Cocktail glass – the iconic cocktail glass (sometimes mistakenly called a martini glass) is perhaps the most recognizable piece in any bar. The standard cocktail glass is 4.5 oz., and it is designed with a stem to keep your hands from warming the contents of the glass. The wide mouth enhances the aromatic elements within your cocktail, and the distinct V-shaped silhouette lends it an assertive style.
Rocks glass – also known as a low ball or Old Fashioned glass, the rocks glass is a tumbler that usually holds 6 - 10 oz. The heavy, wide bottom is perfect for muddling ingredients like herbs or fruit. The low ball is a very versatile vessel for a number of cocktails, particularly those served on the rocks, or that call for muddling.
Highball glass – the rocks glass’s big brother, the highball glass is a slightly taller version of the low ball. It has the same shape and tumbler base, but holds 8 - 12 oz. Perfect for highball cocktails (those made with an alcoholic base and a non-alcoholic mixer), this glass is a true staple if you like slightly taller mixed drinks like the gin and tonic.
Collins glass – the Collins glass is the tallest and most slender of the staple glasses in your bar. Designed specifically for a Tom Collins cocktail, the glass can also be used for taller fizzes and low alcohol coolers that call for the addition of soda. Because of its height, the Collins glass often calls for a straw.
Julep cup – while not necessarily a staple, the julep cup or julep tin is popular in the United States South. Julep cups are made from non-reactive metal – usually silver (or silver-plated) or pewter. They often have an ornate design along the rim, and have reached iconic status in the state of Kentucky, where the Kentucky Derby has become synonymous with the Mint Julep. An eye-catching addition to any bar, the julep cup deserves its spot next to your other staples.
Moscow Mule mug – also known as a Moscow Mule tin, this is the julep cup’s copper cousin. Similar in size and general style, the Moscow Mule tin differs from the julep cup in that it has a handle, and is almost exclusively made from copper, which ensures the contents stay very cold. The Moscow Mule mug combined with your julep cup adds a sexy bit of elegance to your bar’s glassware arrangement.

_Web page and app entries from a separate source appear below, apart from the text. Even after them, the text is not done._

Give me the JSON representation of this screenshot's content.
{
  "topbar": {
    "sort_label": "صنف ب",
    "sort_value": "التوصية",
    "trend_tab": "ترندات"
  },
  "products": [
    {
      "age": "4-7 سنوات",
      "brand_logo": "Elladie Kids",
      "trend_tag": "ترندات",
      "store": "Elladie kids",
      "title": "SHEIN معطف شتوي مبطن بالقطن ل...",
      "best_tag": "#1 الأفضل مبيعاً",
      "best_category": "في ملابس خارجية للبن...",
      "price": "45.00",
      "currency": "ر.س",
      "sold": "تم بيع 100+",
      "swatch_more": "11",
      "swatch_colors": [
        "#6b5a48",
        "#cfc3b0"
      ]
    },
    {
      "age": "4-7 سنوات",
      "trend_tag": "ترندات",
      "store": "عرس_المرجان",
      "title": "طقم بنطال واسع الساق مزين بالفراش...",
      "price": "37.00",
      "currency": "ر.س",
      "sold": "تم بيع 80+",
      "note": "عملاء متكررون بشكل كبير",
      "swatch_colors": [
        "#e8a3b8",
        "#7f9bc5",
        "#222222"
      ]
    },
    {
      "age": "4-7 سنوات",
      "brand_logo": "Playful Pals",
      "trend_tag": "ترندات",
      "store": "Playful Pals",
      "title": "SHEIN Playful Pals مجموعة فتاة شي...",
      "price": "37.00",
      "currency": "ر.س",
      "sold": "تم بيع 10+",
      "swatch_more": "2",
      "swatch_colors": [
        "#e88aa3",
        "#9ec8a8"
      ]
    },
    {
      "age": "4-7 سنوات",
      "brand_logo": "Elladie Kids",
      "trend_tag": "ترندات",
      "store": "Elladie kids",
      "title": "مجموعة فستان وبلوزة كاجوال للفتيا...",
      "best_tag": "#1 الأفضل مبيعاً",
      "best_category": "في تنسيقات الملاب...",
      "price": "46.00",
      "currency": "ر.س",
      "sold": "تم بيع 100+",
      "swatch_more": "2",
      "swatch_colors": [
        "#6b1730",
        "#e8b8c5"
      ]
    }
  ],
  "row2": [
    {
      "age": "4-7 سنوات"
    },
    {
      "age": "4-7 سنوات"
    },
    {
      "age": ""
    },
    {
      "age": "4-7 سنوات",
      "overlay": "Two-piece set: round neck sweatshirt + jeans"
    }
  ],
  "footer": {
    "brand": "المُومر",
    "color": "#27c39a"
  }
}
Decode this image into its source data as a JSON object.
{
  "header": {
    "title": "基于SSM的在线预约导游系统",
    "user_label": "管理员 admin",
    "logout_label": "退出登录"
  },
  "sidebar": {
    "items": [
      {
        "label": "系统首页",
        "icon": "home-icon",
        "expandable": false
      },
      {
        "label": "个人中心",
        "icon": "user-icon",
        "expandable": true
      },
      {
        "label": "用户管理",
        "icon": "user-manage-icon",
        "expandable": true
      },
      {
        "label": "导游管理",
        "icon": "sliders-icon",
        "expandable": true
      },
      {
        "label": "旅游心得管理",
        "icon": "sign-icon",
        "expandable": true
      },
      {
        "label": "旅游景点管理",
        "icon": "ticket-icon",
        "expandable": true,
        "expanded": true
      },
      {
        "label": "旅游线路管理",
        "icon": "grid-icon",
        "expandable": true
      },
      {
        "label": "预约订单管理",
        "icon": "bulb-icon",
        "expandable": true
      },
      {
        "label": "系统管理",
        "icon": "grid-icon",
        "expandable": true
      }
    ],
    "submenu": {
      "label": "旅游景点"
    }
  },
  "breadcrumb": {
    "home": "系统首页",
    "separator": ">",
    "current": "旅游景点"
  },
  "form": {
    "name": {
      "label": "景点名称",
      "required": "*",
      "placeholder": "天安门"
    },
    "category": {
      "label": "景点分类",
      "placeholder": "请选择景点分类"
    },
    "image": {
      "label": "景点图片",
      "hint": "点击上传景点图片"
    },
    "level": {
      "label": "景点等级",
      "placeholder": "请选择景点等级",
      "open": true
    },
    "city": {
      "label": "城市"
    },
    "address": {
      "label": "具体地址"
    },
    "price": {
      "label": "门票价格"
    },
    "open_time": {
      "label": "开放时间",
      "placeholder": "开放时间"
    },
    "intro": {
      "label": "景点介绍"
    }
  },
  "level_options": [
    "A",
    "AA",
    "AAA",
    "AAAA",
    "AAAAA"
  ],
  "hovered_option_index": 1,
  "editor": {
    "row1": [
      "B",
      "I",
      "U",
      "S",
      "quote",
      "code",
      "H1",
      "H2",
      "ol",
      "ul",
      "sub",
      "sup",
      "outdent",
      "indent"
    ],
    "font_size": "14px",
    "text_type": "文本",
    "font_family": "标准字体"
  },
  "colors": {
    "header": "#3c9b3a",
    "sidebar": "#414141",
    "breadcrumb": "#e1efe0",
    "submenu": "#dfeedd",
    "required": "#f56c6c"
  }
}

Punch Bowl – a large volume bowl (1 - 4 gallons) used to serve a punch in a communal style. Often ornate and made of glass or porcelain, punch bowls serve not only as reservoirs for punches, but also as a gathering location for the party wherein they're served. Often referred to as a "flowing bowl", punch bowls are meant to encourage conversation and personal interaction at events and parties.